He went on to say that the older and more traditional collectors were most excited by learning about instruments as part of the search for the finest examples. But this seems not to be a tradition for the new buyers. “The market is now driven by money,” he said, an assessment one might cast widely across the vast landscape of the art market today, where connoisseurship seems an almost quaint virtue from the past.
Flipping recently through the pages of an old catalogue for a sale of musical instruments I came across a dreamy old publicity photograph of a young lady playing a violin, with the inscription “Souvenir of my American debut in Pittsburgh, November 15-1939 Viola Mitchell.” It made me think about all those talented Soviet musicians of years past, so brilliantly trained for victory in competitions abroad, but traveling always—unlike Miss Mitchell—with strings attached. An American debut for them was but a mirage.
And so it was for Bella Davidovich until 1978, when she finally settled in America and became a naturalized citizen. She now had a personal manager, a recording contract with the Philips label, interviews to give, classes at Juilliard to teach, even an invitation to be a judge at the Queen Elisabeth Competition in Brussels. Above all she also had a busy schedule of lucrative bookings here and abroad, both in recital and with the most prestigious orchestras in the world. Thus, in her sixties she had truly, finally become a superstar.
One afternoon in November 1980 I visited her for lunch at the apartment of her sister and mother in Kew Gardens. Bella lived in her own apartment downstairs, where she could practice alone. Her mother prepared lunch but said little and seemed unhappy, for adjusting to life in America had not be easy for her. We all chatted and laughed, and in a while it was time for Bella to leave. A limousine was waiting downstairs to take her to the airport for a concert in Minneapolis. Before leaving, though, we all gathered in the living room and sat quietly for a moment, in the Russian tradition, before saying goodbye and seeing Bella out the door.
The next evening I heard her on the radio. She was playing the Mendelssohn Concerto No. 1 with the Minnesota Orchestra conducted by Sir Neville Marriner.

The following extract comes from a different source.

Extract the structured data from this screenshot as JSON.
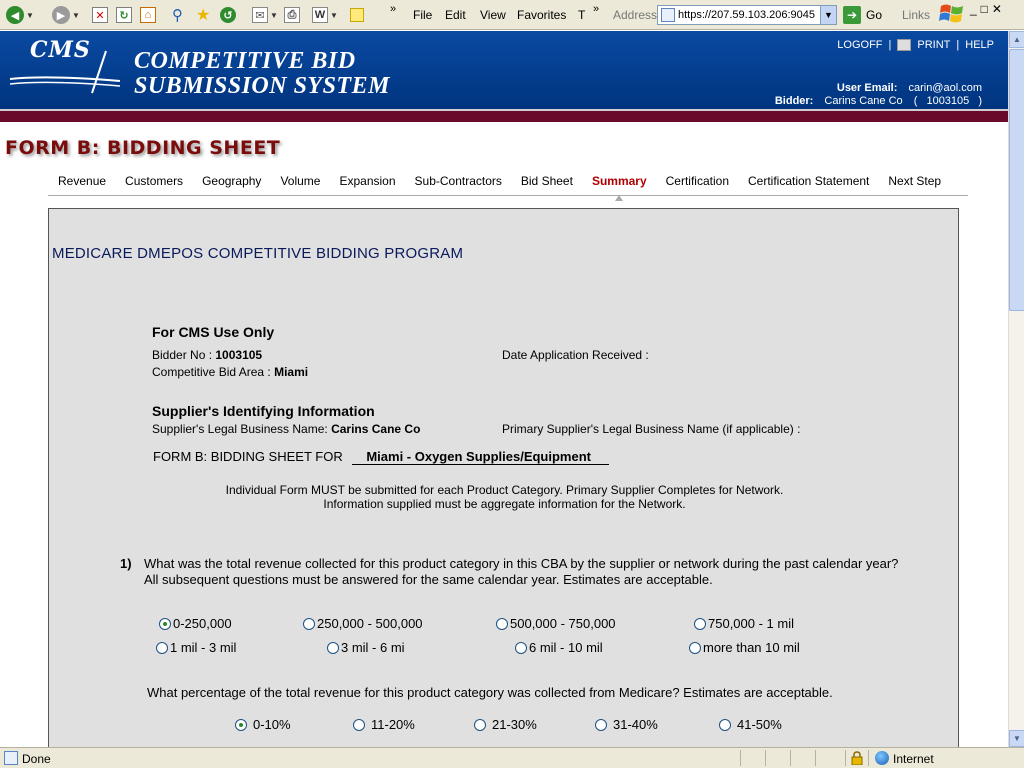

How thrilling it was to visualize her there on stage, playing on a majestic Steinway grand piano before an adoring, rapturous audience.
How thrilling as well to think of how far she had traveled since her days back in the Soviet Union, during the dark 50s and 60s when she and other great artists performed on pianos of far-lesser quality for soldiers and politicians and other comrades within the vast, dreary quarantine of Eastern Europe.
In that grainy YouTube video of her from decades ago, in her enchanting ball gown and shell necklace, Bella Davidovich is playing Chopin with an almost hypnotic, thundering lyricism. She is dreamy and dazzling all at once, and—like so many of her fellow Soviet musicians in those days, even the greatest soloists—she would remain, for a while longer, all but hidden from the West.
(Image: The pianist Bella Davidovich performing Mozart’s ‘Fantasie in D Minor’ at Frick Collection on Sunday afternoon, January 11, 2004. Photo by Hiroyuki Ito/Getty Images.)